Many patients frequently ask if they are a good candidate for an eyelift with complaints that their eyelids look and feel tired or get the occasiona l“did you get any sleep?“. I would say that 50% of patients I see that say they need an eye lift, really need a brow lift. A simple test I use isto ask a patient to gently close, then open his/her eyes. If the patient’s brows lift in order to open his/her eyes—a brow lift is the solution. If only an eyelift is performed in a case like this, they won’t get the improvement they are searching for.
About Dr. Sandra Lee:
Sandra Lee, M.D. is a board certified dermatologist and a member of the American Academy of Dermatology,the American Academy of Cosmetic Surgery, the American Society for Dermatologic Surgery, and the American Society for MOHS Surgery.

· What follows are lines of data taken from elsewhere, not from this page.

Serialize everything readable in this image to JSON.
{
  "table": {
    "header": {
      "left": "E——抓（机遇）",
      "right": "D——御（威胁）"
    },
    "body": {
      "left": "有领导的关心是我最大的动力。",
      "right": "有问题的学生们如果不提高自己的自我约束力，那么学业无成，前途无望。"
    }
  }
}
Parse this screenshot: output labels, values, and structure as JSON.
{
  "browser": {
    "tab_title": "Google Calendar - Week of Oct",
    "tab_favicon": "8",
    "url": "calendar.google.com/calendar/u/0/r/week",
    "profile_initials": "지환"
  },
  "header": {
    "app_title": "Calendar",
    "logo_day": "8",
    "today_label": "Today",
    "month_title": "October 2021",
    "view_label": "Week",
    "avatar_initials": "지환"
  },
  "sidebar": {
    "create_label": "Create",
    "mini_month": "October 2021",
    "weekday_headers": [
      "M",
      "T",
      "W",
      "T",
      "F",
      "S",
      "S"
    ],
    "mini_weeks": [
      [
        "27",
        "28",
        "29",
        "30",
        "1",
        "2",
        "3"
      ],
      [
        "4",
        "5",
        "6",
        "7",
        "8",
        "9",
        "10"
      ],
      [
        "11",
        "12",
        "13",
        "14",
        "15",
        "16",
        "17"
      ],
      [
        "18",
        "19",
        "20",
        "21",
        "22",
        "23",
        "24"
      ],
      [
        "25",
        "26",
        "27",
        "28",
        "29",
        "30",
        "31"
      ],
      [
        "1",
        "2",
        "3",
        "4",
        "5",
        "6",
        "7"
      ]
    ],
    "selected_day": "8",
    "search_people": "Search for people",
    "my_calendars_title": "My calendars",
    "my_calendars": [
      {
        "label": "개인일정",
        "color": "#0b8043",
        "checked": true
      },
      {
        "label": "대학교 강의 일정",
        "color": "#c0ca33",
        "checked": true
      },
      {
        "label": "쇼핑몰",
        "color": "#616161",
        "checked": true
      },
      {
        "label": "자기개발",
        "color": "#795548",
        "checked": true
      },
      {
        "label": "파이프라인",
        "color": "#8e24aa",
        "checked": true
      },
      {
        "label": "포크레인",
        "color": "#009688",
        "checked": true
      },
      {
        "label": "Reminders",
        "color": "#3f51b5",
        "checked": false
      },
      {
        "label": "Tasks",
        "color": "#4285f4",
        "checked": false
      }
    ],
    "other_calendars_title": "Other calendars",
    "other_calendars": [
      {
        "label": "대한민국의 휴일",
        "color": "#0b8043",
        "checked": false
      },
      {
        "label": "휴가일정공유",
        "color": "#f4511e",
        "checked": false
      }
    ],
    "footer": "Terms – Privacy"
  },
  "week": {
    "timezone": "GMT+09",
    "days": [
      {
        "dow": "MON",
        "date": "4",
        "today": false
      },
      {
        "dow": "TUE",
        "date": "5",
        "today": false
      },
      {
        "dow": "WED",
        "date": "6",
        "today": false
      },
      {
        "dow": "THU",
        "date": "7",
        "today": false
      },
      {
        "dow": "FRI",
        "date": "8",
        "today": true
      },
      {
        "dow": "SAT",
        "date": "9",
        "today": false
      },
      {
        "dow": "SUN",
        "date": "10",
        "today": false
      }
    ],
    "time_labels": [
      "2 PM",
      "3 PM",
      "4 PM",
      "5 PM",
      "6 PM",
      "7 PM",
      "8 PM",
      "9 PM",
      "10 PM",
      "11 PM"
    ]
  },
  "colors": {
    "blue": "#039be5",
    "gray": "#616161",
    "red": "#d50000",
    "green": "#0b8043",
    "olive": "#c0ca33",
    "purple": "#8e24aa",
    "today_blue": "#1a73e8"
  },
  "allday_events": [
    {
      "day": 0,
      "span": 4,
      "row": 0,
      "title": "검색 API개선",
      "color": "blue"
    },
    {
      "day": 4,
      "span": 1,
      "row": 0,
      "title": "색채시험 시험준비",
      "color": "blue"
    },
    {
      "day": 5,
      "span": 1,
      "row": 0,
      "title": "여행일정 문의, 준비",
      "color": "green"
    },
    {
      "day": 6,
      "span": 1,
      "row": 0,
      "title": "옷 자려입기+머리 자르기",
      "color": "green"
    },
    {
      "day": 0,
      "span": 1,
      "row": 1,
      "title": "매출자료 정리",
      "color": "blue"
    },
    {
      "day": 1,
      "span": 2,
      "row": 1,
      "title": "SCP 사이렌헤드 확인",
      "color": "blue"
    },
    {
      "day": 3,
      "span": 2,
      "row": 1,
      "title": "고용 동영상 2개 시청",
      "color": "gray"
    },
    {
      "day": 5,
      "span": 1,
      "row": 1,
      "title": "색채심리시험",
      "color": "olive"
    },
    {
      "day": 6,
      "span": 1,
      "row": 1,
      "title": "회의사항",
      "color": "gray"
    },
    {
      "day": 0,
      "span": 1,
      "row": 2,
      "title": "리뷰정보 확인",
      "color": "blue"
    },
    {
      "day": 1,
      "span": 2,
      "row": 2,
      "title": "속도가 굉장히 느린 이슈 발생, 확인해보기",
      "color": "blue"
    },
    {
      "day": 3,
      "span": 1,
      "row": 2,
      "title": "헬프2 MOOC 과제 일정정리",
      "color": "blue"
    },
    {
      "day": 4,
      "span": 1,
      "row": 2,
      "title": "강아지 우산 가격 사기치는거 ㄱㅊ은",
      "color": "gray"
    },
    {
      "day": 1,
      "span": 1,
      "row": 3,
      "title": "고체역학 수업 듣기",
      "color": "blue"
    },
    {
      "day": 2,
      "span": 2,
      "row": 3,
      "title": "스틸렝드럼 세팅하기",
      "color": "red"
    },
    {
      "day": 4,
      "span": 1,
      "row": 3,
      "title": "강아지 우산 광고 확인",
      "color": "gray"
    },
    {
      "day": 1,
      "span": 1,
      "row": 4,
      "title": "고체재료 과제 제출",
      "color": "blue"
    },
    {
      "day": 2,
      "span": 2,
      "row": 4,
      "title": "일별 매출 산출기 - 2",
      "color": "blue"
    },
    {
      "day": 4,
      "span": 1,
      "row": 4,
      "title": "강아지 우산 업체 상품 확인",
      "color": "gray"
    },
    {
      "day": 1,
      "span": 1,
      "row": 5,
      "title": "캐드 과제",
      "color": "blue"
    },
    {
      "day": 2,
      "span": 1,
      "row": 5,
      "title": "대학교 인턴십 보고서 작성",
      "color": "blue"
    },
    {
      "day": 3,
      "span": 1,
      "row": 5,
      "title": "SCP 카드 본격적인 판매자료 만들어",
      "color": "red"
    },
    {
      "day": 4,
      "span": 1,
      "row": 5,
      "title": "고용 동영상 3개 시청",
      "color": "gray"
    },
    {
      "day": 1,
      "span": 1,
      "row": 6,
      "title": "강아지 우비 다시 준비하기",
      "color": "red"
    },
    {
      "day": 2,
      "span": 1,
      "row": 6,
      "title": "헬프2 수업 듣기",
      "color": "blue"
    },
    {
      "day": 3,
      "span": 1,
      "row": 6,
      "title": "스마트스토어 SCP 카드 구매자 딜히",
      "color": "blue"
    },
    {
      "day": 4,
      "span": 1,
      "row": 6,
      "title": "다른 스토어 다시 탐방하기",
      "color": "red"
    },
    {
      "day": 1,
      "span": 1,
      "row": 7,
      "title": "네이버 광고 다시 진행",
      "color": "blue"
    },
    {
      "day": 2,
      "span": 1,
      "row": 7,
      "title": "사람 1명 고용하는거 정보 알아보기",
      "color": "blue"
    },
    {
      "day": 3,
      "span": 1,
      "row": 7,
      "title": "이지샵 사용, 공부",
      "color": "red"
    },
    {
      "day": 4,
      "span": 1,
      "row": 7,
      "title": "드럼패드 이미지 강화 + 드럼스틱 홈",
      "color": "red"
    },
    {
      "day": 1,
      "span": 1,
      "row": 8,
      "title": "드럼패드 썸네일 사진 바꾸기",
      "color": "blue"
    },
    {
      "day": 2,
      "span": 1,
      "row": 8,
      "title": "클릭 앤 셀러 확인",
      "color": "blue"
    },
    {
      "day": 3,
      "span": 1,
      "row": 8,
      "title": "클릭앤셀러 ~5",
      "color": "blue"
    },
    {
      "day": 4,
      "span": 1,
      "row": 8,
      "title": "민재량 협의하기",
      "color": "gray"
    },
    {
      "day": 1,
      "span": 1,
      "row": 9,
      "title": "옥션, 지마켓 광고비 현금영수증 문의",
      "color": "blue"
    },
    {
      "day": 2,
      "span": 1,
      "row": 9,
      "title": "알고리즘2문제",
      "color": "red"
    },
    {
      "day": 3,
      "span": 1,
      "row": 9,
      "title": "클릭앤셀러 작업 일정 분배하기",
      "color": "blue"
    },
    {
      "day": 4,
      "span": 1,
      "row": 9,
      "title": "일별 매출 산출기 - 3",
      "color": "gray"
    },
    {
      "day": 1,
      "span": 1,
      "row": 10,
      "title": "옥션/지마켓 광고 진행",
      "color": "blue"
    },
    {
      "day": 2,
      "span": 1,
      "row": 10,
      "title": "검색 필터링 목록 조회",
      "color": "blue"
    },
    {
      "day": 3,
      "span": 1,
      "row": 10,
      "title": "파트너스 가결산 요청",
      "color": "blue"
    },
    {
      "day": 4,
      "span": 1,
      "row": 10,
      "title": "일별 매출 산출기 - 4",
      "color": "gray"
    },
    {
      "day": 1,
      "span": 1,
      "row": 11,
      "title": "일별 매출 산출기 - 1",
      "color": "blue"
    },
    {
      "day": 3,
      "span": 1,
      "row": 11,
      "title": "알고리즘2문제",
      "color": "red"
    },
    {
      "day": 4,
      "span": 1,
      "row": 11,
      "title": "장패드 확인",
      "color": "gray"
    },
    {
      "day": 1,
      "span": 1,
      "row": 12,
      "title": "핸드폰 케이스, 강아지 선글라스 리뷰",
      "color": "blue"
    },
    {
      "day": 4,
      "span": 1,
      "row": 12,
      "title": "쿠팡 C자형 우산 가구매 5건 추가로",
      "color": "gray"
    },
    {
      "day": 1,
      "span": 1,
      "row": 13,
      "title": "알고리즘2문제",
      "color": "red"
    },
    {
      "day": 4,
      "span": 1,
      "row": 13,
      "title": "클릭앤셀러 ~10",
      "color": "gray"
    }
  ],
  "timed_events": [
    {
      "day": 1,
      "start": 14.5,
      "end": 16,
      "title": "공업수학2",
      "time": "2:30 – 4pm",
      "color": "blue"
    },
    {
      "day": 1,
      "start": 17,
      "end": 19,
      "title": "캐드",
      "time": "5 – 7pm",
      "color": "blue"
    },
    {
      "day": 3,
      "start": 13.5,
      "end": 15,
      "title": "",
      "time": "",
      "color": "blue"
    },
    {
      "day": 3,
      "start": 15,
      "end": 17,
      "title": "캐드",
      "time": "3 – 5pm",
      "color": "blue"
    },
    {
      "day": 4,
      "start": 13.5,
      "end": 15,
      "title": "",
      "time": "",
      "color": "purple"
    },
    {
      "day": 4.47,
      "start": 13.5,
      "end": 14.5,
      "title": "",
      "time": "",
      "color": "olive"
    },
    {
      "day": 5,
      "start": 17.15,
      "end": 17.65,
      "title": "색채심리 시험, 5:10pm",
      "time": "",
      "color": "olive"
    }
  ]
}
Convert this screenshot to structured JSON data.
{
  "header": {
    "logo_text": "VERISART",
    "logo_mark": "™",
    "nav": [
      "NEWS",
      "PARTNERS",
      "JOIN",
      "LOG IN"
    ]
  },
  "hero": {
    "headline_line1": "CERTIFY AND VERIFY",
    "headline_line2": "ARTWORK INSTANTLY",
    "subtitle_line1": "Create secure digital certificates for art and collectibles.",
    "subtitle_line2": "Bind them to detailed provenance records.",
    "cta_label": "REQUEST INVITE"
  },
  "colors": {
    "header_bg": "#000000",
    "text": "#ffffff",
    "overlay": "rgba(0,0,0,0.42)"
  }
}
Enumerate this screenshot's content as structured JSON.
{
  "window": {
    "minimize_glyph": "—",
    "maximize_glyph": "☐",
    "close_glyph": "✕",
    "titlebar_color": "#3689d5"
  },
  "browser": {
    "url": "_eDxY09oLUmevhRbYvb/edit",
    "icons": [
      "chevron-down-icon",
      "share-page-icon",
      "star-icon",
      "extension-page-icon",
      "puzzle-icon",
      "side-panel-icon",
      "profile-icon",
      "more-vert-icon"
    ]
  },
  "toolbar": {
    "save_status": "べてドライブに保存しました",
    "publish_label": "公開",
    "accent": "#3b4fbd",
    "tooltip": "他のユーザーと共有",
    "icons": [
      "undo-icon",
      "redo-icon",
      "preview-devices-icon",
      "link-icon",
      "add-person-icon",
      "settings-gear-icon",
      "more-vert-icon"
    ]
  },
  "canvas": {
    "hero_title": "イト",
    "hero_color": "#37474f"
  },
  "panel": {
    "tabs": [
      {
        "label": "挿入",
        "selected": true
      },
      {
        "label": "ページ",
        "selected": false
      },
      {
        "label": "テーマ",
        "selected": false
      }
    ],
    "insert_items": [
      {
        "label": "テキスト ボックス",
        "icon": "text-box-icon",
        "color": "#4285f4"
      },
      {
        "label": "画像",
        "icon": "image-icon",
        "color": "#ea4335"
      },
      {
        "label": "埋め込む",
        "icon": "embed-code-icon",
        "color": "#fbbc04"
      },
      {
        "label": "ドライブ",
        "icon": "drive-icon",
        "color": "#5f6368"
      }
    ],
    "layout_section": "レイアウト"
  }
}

She was raised in Upland,and after completing undergraduate school at UCLA, traveled to the east coast to attend medical school at Hahnemann University School of Medicine inPhiladelphia, PA. Her internship was completed at Allegheny General Hospital in Pittsburgh, PA, and she completed her dermatology residency training at Southern Illinois University in Springfield, IL. Additionally, Dr. Lee had fellowship training in laser, dermatologic, and cosmetic surgery with the internationally recognized cosmetic surgeon and dermatologist, Dr. Richard E. Fitzpatrick of Dermatology Associates of San Diego.
She now practices in Upland, California where she divides her office time among general dermatology, dermatologic surgery, and cosmetic surgery. She has special interests in Mohs micrographic skin cancer surgery, tumescent neck andnbbody liposuction, eyelifts, and laser resurfacing. She also has been extensively involved in clinical studies, is published in multiple journals and medical textbooks, and lectures at a national level to fellow dermatologists and cosmetic surgeons.